START Records

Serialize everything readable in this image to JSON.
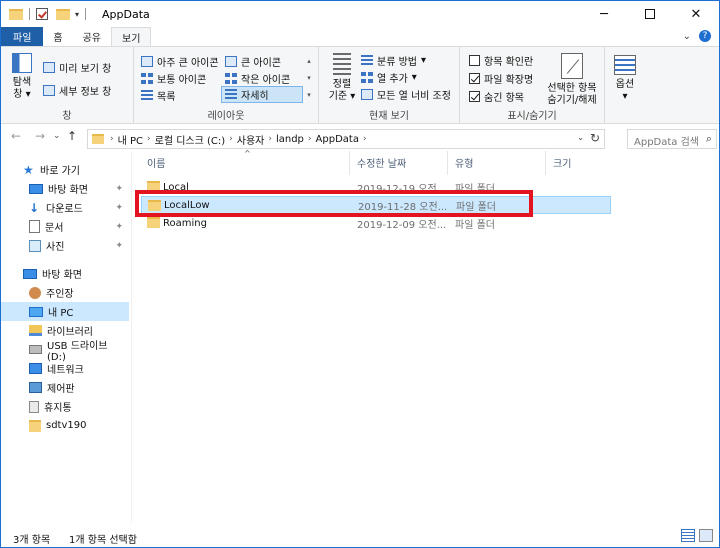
{
  "window": {
    "title": "AppData",
    "controls": {
      "minimize": "─",
      "close": "✕"
    }
  },
  "quick_access": {
    "dropdown": "▾"
  },
  "ribbon_tabs": {
    "file": "파일",
    "home": "홈",
    "share": "공유",
    "view": "보기",
    "expand": "⌄"
  },
  "ribbon": {
    "pane": {
      "nav_pane_line1": "탐색",
      "nav_pane_line2": "창",
      "preview_pane": "미리 보기 창",
      "details_pane": "세부 정보 창",
      "group_label": "창"
    },
    "layout": {
      "extra_large": "아주 큰 아이콘",
      "large": "큰 아이콘",
      "medium": "보통 아이콘",
      "small": "작은 아이콘",
      "list": "목록",
      "details": "자세히",
      "group_label": "레이아웃"
    },
    "current_view": {
      "sort_line1": "정렬",
      "sort_line2": "기준",
      "group_by": "분류 방법",
      "add_columns": "열 추가",
      "size_all_columns": "모든 열 너비 조정",
      "group_label": "현재 보기"
    },
    "show_hide": {
      "item_checkboxes": {
        "label": "항목 확인란",
        "checked": false
      },
      "file_extensions": {
        "label": "파일 확장명",
        "checked": true
      },
      "hidden_items": {
        "label": "숨긴 항목",
        "checked": true
      },
      "hide_selected_line1": "선택한 항목",
      "hide_selected_line2": "숨기기/해제",
      "group_label": "표시/숨기기"
    },
    "options": {
      "label": "옵션"
    }
  },
  "address_bar": {
    "back": "←",
    "forward": "→",
    "recent": "⌄",
    "up": "↑",
    "crumbs": [
      "내 PC",
      "로컬 디스크 (C:)",
      "사용자",
      "landp",
      "AppData"
    ],
    "dropdown": "⌄",
    "refresh": "↻",
    "search_placeholder": "AppData 검색",
    "search_icon": "⌕"
  },
  "nav_pane": {
    "quick_access": "바로 가기",
    "desktop_pinned": "바탕 화면",
    "downloads": "다운로드",
    "documents": "문서",
    "pictures": "사진",
    "desktop": "바탕 화면",
    "user": "주인장",
    "this_pc": "내 PC",
    "libraries": "라이브러리",
    "usb": "USB 드라이브 (D:)",
    "network": "네트워크",
    "control_panel": "제어판",
    "recycle_bin": "휴지통",
    "folder": "sdtv190",
    "pin_icon": "📌"
  },
  "file_list": {
    "columns": {
      "name": "이름",
      "date": "수정한 날짜",
      "type": "유형",
      "size": "크기"
    },
    "sort_arrow": "^",
    "rows": [
      {
        "name": "Local",
        "date": "2019-12-19 오전...",
        "type": "파일 폴더"
      },
      {
        "name": "LocalLow",
        "date": "2019-11-28 오전...",
        "type": "파일 폴더"
      },
      {
        "name": "Roaming",
        "date": "2019-12-09 오전...",
        "type": "파일 폴더"
      }
    ]
  },
  "status_bar": {
    "item_count": "3개 항목",
    "selected_count": "1개 항목 선택함"
  },
  "colors": {
    "file_tab": "#1e5fa8",
    "selection": "#cce8ff",
    "highlight_border": "#e3141f",
    "folder": "#f6d27a"
  }
}
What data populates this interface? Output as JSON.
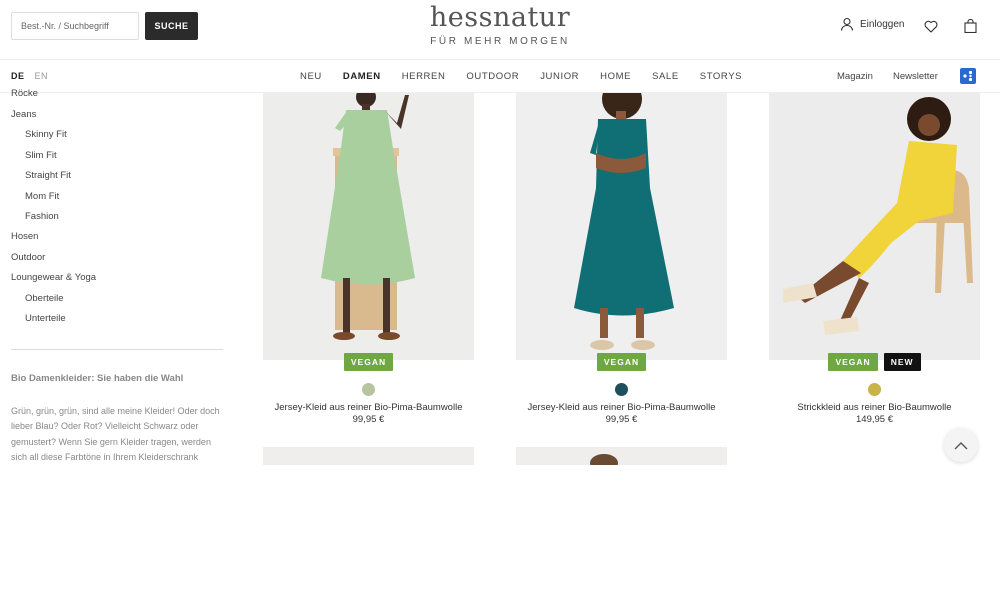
{
  "header": {
    "search_placeholder": "Best.-Nr. / Suchbegriff",
    "search_button": "SUCHE",
    "logo_word": "hessnatur",
    "logo_tagline": "FÜR MEHR MORGEN",
    "login_label": "Einloggen"
  },
  "nav": {
    "lang_de": "DE",
    "lang_en": "EN",
    "items": [
      "NEU",
      "DAMEN",
      "HERREN",
      "OUTDOOR",
      "JUNIOR",
      "HOME",
      "SALE",
      "STORYS"
    ],
    "magazin": "Magazin",
    "newsletter": "Newsletter"
  },
  "sidebar": {
    "items": [
      "Röcke",
      "Jeans",
      "Skinny Fit",
      "Slim Fit",
      "Straight Fit",
      "Mom Fit",
      "Fashion",
      "Hosen",
      "Outdoor",
      "Loungewear & Yoga",
      "Oberteile",
      "Unterteile"
    ],
    "seo_title": "Bio Damenkleider: Sie haben die Wahl",
    "seo_text": "Grün, grün, grün, sind alle meine Kleider! Oder doch lieber Blau? Oder Rot? Vielleicht Schwarz oder gemustert? Wenn Sie gern Kleider tragen, werden sich all diese Farbtöne in Ihrem Kleiderschrank"
  },
  "products": [
    {
      "name": "Jersey-Kleid aus reiner Bio-Pima-Baumwolle",
      "price": "99,95 €",
      "badge_vegan": "VEGAN",
      "swatch": "#b7c4a0",
      "dress_color": "#a9cf9f"
    },
    {
      "name": "Jersey-Kleid aus reiner Bio-Pima-Baumwolle",
      "price": "99,95 €",
      "badge_vegan": "VEGAN",
      "swatch": "#1f4f5c",
      "dress_color": "#0f6f74"
    },
    {
      "name": "Strickkleid aus reiner Bio-Baumwolle",
      "price": "149,95 €",
      "badge_vegan": "VEGAN",
      "badge_new": "NEW",
      "swatch": "#c9b44a",
      "dress_color": "#f0d43a"
    }
  ],
  "colors": {
    "accent_green": "#6fa843",
    "dark": "#2b2b2b",
    "social_blue": "#2a6ad0"
  }
}
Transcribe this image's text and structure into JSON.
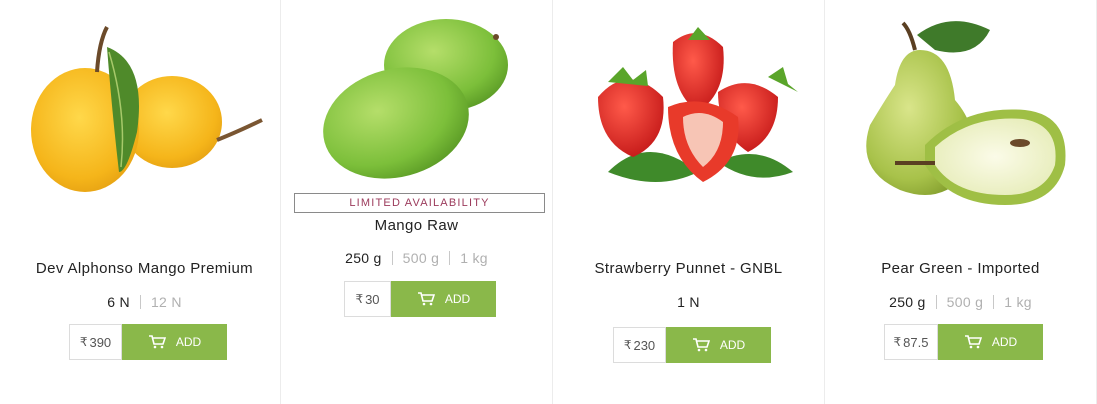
{
  "currency_symbol": "₹",
  "colors": {
    "accent_green": "#8ab84a",
    "badge_text": "#9b3a5b"
  },
  "products": [
    {
      "name": "Dev Alphonso Mango Premium",
      "sizes": [
        "6 N",
        "12 N"
      ],
      "active_size": 0,
      "price": "390",
      "add_label": "ADD",
      "image": "alphonso-mango-image"
    },
    {
      "badge": "LIMITED AVAILABILITY",
      "name": "Mango Raw",
      "sizes": [
        "250 g",
        "500 g",
        "1 kg"
      ],
      "active_size": 0,
      "price": "30",
      "add_label": "ADD",
      "image": "raw-mango-image"
    },
    {
      "name": "Strawberry Punnet - GNBL",
      "sizes": [
        "1 N"
      ],
      "active_size": 0,
      "price": "230",
      "add_label": "ADD",
      "image": "strawberry-image"
    },
    {
      "name": "Pear Green - Imported",
      "sizes": [
        "250 g",
        "500 g",
        "1 kg"
      ],
      "active_size": 0,
      "price": "87.5",
      "add_label": "ADD",
      "image": "green-pear-image"
    }
  ]
}
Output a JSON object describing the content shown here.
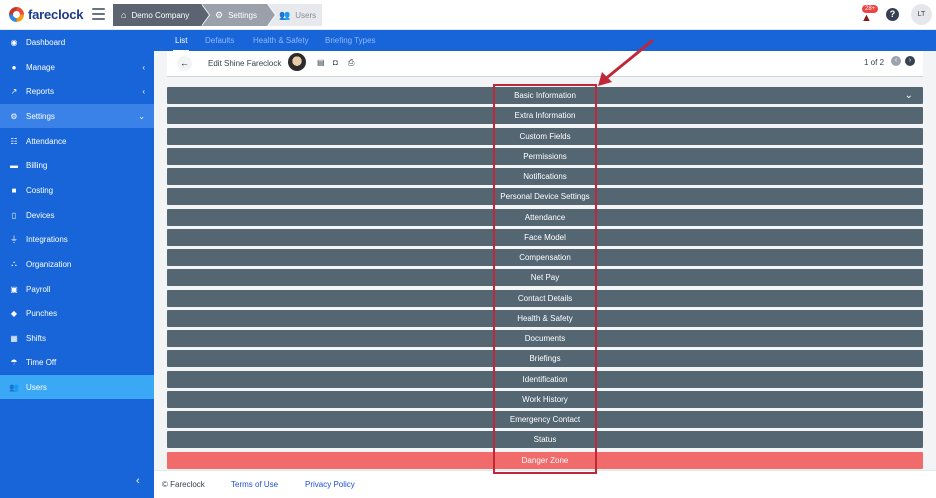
{
  "app": {
    "name": "fareclock",
    "user_initials": "LT",
    "notification_count": "28+"
  },
  "breadcrumbs": [
    {
      "label": "Demo Company",
      "icon": "home-icon"
    },
    {
      "label": "Settings",
      "icon": "gear-icon"
    },
    {
      "label": "Users",
      "icon": "users-icon"
    }
  ],
  "sidebar": {
    "items": [
      {
        "label": "Dashboard",
        "icon": "dashboard-icon"
      },
      {
        "label": "Manage",
        "icon": "user-icon",
        "chevron": "left"
      },
      {
        "label": "Reports",
        "icon": "chart-icon",
        "chevron": "left"
      },
      {
        "label": "Settings",
        "icon": "gear-icon",
        "chevron": "down",
        "state": "expanded"
      },
      {
        "label": "Attendance",
        "icon": "list-icon"
      },
      {
        "label": "Billing",
        "icon": "billing-icon"
      },
      {
        "label": "Costing",
        "icon": "folder-icon"
      },
      {
        "label": "Devices",
        "icon": "device-icon"
      },
      {
        "label": "Integrations",
        "icon": "plug-icon"
      },
      {
        "label": "Organization",
        "icon": "org-icon"
      },
      {
        "label": "Payroll",
        "icon": "money-icon"
      },
      {
        "label": "Punches",
        "icon": "punch-icon"
      },
      {
        "label": "Shifts",
        "icon": "calendar-icon"
      },
      {
        "label": "Time Off",
        "icon": "umbrella-icon"
      },
      {
        "label": "Users",
        "icon": "users-icon",
        "state": "active"
      }
    ]
  },
  "tabs": [
    {
      "label": "List",
      "active": true
    },
    {
      "label": "Defaults"
    },
    {
      "label": "Health & Safety"
    },
    {
      "label": "Briefing Types"
    }
  ],
  "subheader": {
    "title": "Edit Shine Fareclock",
    "pager": "1 of 2"
  },
  "sections": [
    "Basic Information",
    "Extra Information",
    "Custom Fields",
    "Permissions",
    "Notifications",
    "Personal Device Settings",
    "Attendance",
    "Face Model",
    "Compensation",
    "Net Pay",
    "Contact Details",
    "Health & Safety",
    "Documents",
    "Briefings",
    "Identification",
    "Work History",
    "Emergency Contact",
    "Status",
    "Danger Zone"
  ],
  "footer": {
    "copyright": "© Fareclock",
    "terms": "Terms of Use",
    "privacy": "Privacy Policy"
  },
  "colors": {
    "sidebar": "#1765d8",
    "section_bar": "#546672",
    "danger": "#f16b6b",
    "annotation": "#c0283a"
  }
}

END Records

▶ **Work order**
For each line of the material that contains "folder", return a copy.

▶ **Finished exercise**
    "folder": "sdtv190",
    "folder": "#f6d27a"
        "icon": "folder-icon"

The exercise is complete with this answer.